On to Cheyenne, with plans to visit the Western Museum.  Unfortunately there was no place within walking distance of the museum to park our RV!!  There is a huge parking garage for cars but nothing we could fit into.  After driving around town for close to an hour looking for parking, we ended up going to Holliday Park where the "Big Boy" steam engine is stationed.  Curt is a train nut, so this was exciting!  First time he has ever seen a "Big Boy".   This 1.2 million pound behemoth is one of only 25 of the world's largest steam engines built exclusively for Union Pacific between 1941 and 1944.

Our next Cheyenne stop was the Terry Bison Ranch where we spent two wonderfully western nights!   Following a nice walk around the Ranch,  we decided that the "Ride and Dine" special was a really good deal.  A two-hour trail ride that was not a "nose to butt" ride....just the two of us with a guide, spirited horses, and acres of hills to ride in.  In addition to prairie dogs, pronghorn antelope, cayotes and bison, we saw a huge herd of elk.  One small group (13 of them) stood like centuries on a ridge as we passed by...oh so close.

Following the ride we dined at "The Senators" steakhouse.  As part of the "Ride and Dine" special, any entree from the menu could be ordered (including the $42 bison steak).  I opted for the bison ribs, very yummy.  Curt enjoyed a bison sirloin.

Saturday's activity was a "Terry Train" ride among the bison show herd.  Having bison eat out of the palm of my hand was a FIRST for me.  Do you see the tongue under my fingers?

She left a LOT of slobber on my hand!!

The day was hot, full of flies, and the herd's bull decided to roll in the dirt.

Terry Bison Ranch is THE place to stay if you are visiting the Cheyenne area.  We had a ball here and would definitely return! 
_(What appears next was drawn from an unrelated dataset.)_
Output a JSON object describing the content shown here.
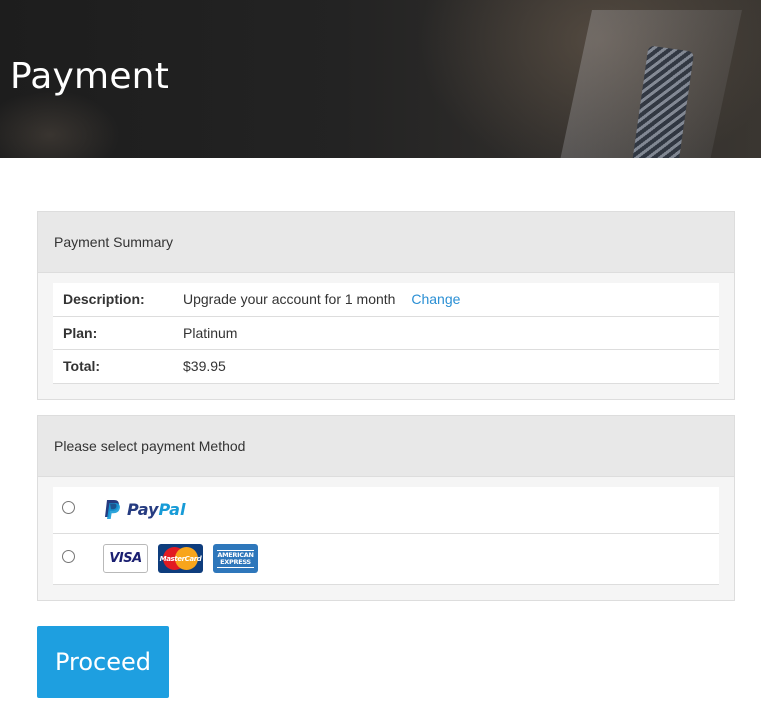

Plans for 2014 include the northwest Wyoming parks.  This Wyoming stop was just enough to whet the appetite for Wyoming!

coming next:  just a touch of Colorado